If you are planning on working for a new organisation, how can you get a feel for its culture beyond the glossy brochures and PR-driven website? Byron Kalies can start to read the signs just as soon as he enters the building.
How do you work out the culture of the organisation you’re working in? What are those tell-tail signs that indicate it’s going to be hard work or fun? You can spot the signs way before you begin training. Sometimes you can get a sense of the organisation before you enter the building.
Let me explain. I worked with a consultant, Dave Hall a number of years ago. It had never met him and new arranged to meet in my office. I met him and asked if he’d like me to tell him about the culture of our organisation.
“No need,” he said. "I’ve a pretty good idea already.” I looked suitably surprised.
“There a lot in your mission, vision and values booklet about meeting the needs of the customer. However I’ve had to spend 10 minutes explaining who I was to the security guards before I was let through the gate. Then I had a half-mile walk, in the rain, to the main building. I’ve had to walk past a number of expensive cars – I guess they’re senior managers parked very near the front door. I then met more security staff. I was told to wait in a cold room with nothing to read, no coffee. I was told nothing until you turned up. Yes I’ve some understanding of your culture.”
He told me of a meeting had had the previous week with a client. As he approached the car park he was met by security.
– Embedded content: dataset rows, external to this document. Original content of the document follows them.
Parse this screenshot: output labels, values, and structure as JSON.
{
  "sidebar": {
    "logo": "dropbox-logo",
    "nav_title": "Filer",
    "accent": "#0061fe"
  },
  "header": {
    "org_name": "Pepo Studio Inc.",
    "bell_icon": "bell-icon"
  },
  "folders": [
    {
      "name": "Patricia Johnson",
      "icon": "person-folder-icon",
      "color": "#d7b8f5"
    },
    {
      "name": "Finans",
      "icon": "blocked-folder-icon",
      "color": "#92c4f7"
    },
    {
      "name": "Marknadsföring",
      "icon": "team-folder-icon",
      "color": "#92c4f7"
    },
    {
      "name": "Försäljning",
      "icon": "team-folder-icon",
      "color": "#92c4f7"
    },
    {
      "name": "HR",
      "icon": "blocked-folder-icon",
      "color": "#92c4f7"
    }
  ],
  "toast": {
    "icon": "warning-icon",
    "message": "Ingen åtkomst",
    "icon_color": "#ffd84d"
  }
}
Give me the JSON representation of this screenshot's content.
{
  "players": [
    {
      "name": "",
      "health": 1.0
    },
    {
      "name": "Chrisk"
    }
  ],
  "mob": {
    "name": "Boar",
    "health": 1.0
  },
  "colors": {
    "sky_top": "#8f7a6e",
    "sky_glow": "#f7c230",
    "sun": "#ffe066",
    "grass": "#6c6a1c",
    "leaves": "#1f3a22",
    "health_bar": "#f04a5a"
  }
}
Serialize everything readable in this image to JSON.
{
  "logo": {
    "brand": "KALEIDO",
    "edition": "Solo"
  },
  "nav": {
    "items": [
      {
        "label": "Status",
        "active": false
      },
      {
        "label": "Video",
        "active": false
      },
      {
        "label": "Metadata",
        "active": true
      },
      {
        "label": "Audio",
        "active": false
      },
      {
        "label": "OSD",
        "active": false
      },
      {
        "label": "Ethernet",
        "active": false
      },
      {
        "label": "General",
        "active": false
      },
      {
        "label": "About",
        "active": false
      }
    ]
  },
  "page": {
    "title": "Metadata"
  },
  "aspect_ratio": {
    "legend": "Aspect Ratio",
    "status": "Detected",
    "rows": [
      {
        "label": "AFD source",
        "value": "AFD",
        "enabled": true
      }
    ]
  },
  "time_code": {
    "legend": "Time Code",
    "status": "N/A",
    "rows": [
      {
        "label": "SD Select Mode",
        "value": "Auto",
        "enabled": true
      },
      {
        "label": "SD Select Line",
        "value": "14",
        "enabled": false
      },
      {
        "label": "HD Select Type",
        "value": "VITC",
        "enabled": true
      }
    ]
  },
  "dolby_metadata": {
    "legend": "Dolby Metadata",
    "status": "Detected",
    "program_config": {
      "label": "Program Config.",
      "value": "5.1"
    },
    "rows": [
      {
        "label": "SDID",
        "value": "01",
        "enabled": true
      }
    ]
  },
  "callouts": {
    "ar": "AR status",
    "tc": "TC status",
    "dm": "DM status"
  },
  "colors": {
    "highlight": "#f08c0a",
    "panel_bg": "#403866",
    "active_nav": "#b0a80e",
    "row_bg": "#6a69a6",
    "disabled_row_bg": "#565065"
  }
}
Instead of interrogating him they directed him to the parking area (close to the building). He was met by a secretary who apologised that the CEO he was meeting was running late and asked would he mind waiting in an office? He was supplied newspapers, magazines and coffee (milk, no sugar). The secretary had phoned Dave’s secretary and asked her what the registration number of Dave’s car was, a brief description of Dave and how he took his coffee.
I use this illustration frequently on first meetings and try to add a few observations of my own. It does give you an insight into the organisation if you keep you’re eyes open. Look for broken windows, notices out of date, neglected paintwork. This can often give you a feel for the attention to detail in the business. It is all useful evidence but it is just a start though. Talk to people, look and remember.
I was talking with a lecturer at Henley who reckoned he could spot delegates from the private or public sector by the way they walked. He maintained that the government delegates sloped in to the training room with hunched shoulders and an air of despondency. He was over elaborating to make a point, but he was right identifying 16 of the 20 delegates accurately.